Although most James Bond fans would nowadays tell you that Aston Martin is the car brand of choice for 007, Ian Fleming always imagined the world's most famous spy driving a Bentley Convertible. Needless to say, over the years, more than one car brand was represented in Bond movies, but the Aston Martin DB5 remained the weapon of choice during more than one of the sequels.
In the very first movie from 1962 (Dr. No), Sean Connery didn't go over the top and probably nobody remembers that his car of choice was mainly a light-blue Sunbeam Alpine Convertible. A Bentley 4 ½ Liter Sports Tourer appeared in “From Russia with Love”, but it wasn't until the third adaptation (Goldfinger) that the most famous Bond car started to make a name for itself.
Interestingly, the Aston Martin DB5 wasn't originally cast by Ian Fleming in the Goldfinger novel. The “BMT 216 A” licence plate appeared on an older DB III model in the book, and was far less personalized than in the movie, at least according to this book-quote:
"Bond had been offered the Aston Martin or a Jaguar 3.4. He had taken the DB III. Either of the cars would have suited his cover – a well-to-do, rather adventurous young man with a taste for the good, the fast things of life. But the DB III had the advantage of an up-to-date triptyque: these included switches to alter the type and colour of Bond’s front and rear lights if he was following or being followed at night, reinforced steel bumpers, fore and aft, in case he needed to ram, a long-barreled Colt 45 in a trick compartment under the driver’s seat, a radio pick-up tuned to receive a radio station called the Homer, and plenty of concealed space that would fox most Customs men."
Since the DB Mark III (the “Mark”particle was only added to distinguish it from the DB3, which was a race car) was built only until 1959 – the launch of the Goldfinger novel – the movie creators were forced to use a more up-to-date Aston model in the 1964 movie.

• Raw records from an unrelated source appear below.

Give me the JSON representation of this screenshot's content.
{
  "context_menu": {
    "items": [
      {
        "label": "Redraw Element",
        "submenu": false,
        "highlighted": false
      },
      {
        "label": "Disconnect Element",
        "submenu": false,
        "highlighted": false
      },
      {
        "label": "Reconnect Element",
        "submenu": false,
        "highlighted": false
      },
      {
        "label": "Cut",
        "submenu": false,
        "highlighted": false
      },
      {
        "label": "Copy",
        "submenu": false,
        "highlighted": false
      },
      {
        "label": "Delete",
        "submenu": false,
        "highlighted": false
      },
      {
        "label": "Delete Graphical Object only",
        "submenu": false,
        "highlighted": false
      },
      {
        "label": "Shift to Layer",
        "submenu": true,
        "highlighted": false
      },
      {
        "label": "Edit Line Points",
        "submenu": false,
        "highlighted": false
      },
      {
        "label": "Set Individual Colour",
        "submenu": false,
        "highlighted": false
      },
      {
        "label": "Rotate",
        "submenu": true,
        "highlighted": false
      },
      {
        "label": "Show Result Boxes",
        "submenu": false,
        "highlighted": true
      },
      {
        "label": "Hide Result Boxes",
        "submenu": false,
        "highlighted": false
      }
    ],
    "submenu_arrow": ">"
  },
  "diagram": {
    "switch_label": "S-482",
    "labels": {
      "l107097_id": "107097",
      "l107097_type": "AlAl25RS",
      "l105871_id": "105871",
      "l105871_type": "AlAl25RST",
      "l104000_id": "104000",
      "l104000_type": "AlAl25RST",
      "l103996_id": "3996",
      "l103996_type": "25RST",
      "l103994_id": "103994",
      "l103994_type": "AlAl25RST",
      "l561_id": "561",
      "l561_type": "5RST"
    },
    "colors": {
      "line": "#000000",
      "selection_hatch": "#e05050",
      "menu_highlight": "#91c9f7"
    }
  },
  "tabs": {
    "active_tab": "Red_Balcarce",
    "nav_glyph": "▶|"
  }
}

Ken Adams and John Stears (production designer and special effect supervisor, respectively) visited the Aston Martin headquarters in Newport Pagnell in 1963 to choose a car and discuss what kind of modifications were to be made to it in order to look good in the Bond movie.
The fastest car in the 1963 Aston Martin line-up was the mighty DB5. The level of customization the older Aston had in the novel was nothing compared to the number of gadgets the producers insisted the newer car should have in the film. Having more firepower than a whole battalion carving a road through the jungle in 'Nam, the DB5's standard features consisted of:
- two machine guns that erected from behind the parking lights at the flick of a switch. The gunfire was simulated with acetylene gas set on fire in the machine gun barrels and ignited by an electric motor;
- the smoke screen fired out of the rear of the vehicle was provided by smoke canisters taken from the British Army;
- a steel plate risen on command would protect the car's occupants from any firepower coming from the rear;
- the license plate was actually a combo which could be rotated to show a different country plate every time. In the movie it is mentioned that all the country plates in the world were available, but only Great Britain, France and Switzerland were shown;
- similar to Roman battle chariots, the car had wire cutters fitted to the wheel hubs;
- the ejector seat fitted could catapult any unwelcome passengers right through the roof of the vehicle about 30 feet (roughly 10 meters) in the air. It was part of a real fighter-plane assembly which was only used for filming the corresponding scenes, since it was much larger than a regular car seat;
- the primitive navigation system introduced by Ian Fleming in the novel was only a make-believe component in the movie: an illuminated section of a map and a beam of light beneath a normal radio;
- a device which could spray oil on the road was located behind the right rear turn indicator (in Britain they drive on the left side of the road);
The movie was so successful that it turned out to be probably the most efficient publicity stunt for the DB5 and for the Aston Martin brand worldwide. The brand itself recognized this so they built two replica models of the car in order to put it on promotional displays.
With a water-dispensing gadget added to the rear, the now famous DB5 made another appearance in the movie “Thunderball”, in 1965. Although since then other gadget-filled-mobiles have appeared in the rest of the flicks that followed, the original DB5 continued to have brief appearances in “GoldenEye” (1995), “Tomorrow Never Dies” (1997), “Casino Royale” (2006), "Skyfall" (2012) and "Spectre" (2015) therefore achieving automotive cult status.